# Good Multivariate normality coefficient but suspicious univariate indices in AMOS, what to do?

We are conducting a research with 15 observed variables. Before starting a SEM model based on our data-set (of 531 cases), we tried to check for uni-variate & multivariate normality problems. The attached image shows the results from AMOS. A discussion between team members started from this point: are these results acceptable for the data-set to be analyzed in SEM or not?

Some researchers argued that while we have a good multivariate normality indices we can continue analyzing with ML estimation method. While other researches said that we should look, not only at the multivariate Mardia's coefficient, but also at the univariate indices which may indicate a univariate non-normality problem with some observed variables.

Also, a debate between the members about the acceptable c.r. values of Skew & Kurtosis was launched without access to a convincing opinion.

So, first, are the results acceptable for starting the SEM analyze with ML estimation method?

Second, if not, where is the major problem and how to resolve it?

Third, What is the acceptable range of c.r. values for Skew & Kurtosis coefficients?

I'm paraphrasing your questions a litte bit, in order to still answer them even though I don't think you have the data problems that you think you do:

Question 1: Are The Observed Skewness/Kurtosis values acceptable for ML-based SEM?

I would say yes. Based on suggested cutoffs for normality that I am familiar with (Skewness > 2, Kurtosis > 7; from Cohen, Cohen, West, & Aiken, 2002), your data actually do not violate univariate normality assumptions. And I think under most circumstances, it is quite unusual (if not impossible) to come across data that meet multivariate but not univariate normality assumptions.

Question 2: What To Do When Data Do Not Meet Normality Assumptions?

Let's say that you had data that did, in fact, have clear Skewness/Kurtosis problems. A likely consequence of this non-normality would be that your $\chi^2$ statistic (and therefore other indexes) of model fit will be biased, as would your standard errors for your model parameter estimates (Finney & DiStefano, 2008). One potential solution is the use of "robust" maximum-likelihood estimators (e.g., MLR, MLM) that will produce a Satorra-Bentler scaled $\chi^2$ test statistic and standard errors (Satorra & Bentler, 2010), which will be less biased.

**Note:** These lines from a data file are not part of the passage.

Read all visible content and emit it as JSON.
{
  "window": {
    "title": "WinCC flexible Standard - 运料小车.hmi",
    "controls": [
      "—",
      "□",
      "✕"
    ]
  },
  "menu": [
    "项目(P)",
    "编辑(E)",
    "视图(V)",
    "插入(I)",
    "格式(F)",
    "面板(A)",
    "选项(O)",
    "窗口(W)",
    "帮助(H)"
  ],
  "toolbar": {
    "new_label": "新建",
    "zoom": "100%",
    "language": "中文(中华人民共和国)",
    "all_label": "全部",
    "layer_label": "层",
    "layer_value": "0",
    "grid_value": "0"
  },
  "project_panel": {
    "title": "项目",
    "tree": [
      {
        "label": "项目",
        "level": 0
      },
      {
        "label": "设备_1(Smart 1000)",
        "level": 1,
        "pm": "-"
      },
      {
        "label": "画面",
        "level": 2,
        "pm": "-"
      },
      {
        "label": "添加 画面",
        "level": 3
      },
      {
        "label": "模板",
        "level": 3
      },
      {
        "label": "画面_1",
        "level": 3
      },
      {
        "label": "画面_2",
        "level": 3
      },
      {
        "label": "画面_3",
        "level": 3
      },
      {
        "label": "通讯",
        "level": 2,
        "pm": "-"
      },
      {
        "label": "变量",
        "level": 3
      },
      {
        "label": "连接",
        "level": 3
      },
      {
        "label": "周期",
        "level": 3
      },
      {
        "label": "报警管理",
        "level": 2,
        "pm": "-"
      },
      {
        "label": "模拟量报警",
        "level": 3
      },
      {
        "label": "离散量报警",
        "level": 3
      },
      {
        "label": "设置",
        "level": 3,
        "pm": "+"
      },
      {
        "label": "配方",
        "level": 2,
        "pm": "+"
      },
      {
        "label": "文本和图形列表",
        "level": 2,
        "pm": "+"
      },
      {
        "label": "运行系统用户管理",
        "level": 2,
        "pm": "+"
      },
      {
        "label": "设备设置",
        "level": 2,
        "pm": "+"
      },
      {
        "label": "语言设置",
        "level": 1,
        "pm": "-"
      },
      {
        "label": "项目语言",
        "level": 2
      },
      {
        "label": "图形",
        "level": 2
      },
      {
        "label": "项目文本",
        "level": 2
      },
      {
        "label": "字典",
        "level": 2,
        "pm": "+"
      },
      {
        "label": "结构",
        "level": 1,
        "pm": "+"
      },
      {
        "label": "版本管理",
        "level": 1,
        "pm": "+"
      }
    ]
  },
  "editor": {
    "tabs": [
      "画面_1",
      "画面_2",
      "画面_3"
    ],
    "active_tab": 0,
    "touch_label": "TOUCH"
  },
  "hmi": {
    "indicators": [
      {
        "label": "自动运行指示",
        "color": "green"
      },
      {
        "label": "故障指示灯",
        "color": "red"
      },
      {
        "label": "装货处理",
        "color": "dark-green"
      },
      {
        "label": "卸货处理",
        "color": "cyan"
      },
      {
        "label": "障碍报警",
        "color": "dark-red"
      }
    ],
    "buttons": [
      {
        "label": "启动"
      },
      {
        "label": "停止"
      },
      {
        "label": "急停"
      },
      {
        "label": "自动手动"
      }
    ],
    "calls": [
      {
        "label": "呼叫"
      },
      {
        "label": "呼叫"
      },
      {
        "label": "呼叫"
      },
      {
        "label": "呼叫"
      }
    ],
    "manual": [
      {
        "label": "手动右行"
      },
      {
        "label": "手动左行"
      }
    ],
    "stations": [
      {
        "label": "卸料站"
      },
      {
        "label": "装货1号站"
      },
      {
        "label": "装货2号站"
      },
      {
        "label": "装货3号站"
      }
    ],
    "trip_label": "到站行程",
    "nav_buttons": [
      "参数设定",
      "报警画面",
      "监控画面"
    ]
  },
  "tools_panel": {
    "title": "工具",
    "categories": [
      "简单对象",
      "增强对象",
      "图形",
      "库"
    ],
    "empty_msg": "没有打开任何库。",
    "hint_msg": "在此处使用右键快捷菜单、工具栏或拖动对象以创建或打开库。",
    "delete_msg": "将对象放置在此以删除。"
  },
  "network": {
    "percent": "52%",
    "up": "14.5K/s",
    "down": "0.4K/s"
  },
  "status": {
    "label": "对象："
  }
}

Finney and DiStefano's review (2008) suggests that this approach performs relatively well compared to alternatives, both under cases of moderately and severely non-normal data. If you go this route, just be mindful that you will need to use an additional correction factor in the course of performing nested-model comparisons with competing $\chi^2$ values (the Mplus folks have a good discussion of this issue here)

PS: sadly, I'm not certain what "c.r." values for Skewness and Kurtosis represent.

References

Cohen, J., Cohen, P., & Stephen, G. (2002). West, and Leona S. Aiken. Applied Multiple Regression/Correlation Analysis for the Behavioral Sciences (3rd edition). Mahwah, NJ: Lawrence Erlbaum.

Finney, S. J., & DiStefano, C. (2008). Non-normal and categorical data in structural equation modeling. In G. R. Hancock & R. D. Mueller (Eds.), Structural Equation Modeling: A Second Course (pp. 269-314). Information Age Publishing.

Satorra, A., & Bentler, P.M. (2010). Ensuring positiveness of the scaled difference chi-square test statistic. Psychometrika, 75, 243-248.

• cr is critical ratio - it's the estimate divide by SE. Not sure why they call it cr, not z (or t). Dec 11, 2015 at 22:02

C. r. values (critical ratio) values equal to 1.96 or less point to the existence of non-significant Skewness or kurtosis. Value of 0.679 < 1.96 mean there isn't significant non-normality, for the correspondent Mardia's coefficient value (2.55). I would next check the Mahalanobis d-squared distance, verify the highest possible outliers and might delete them. Re-run and check the values of sk and ku. Them possibility I would go with the ML estimator, and then check the loadings of the itens with "bad" sk and ku values. The second approach it's using the ADF estimator.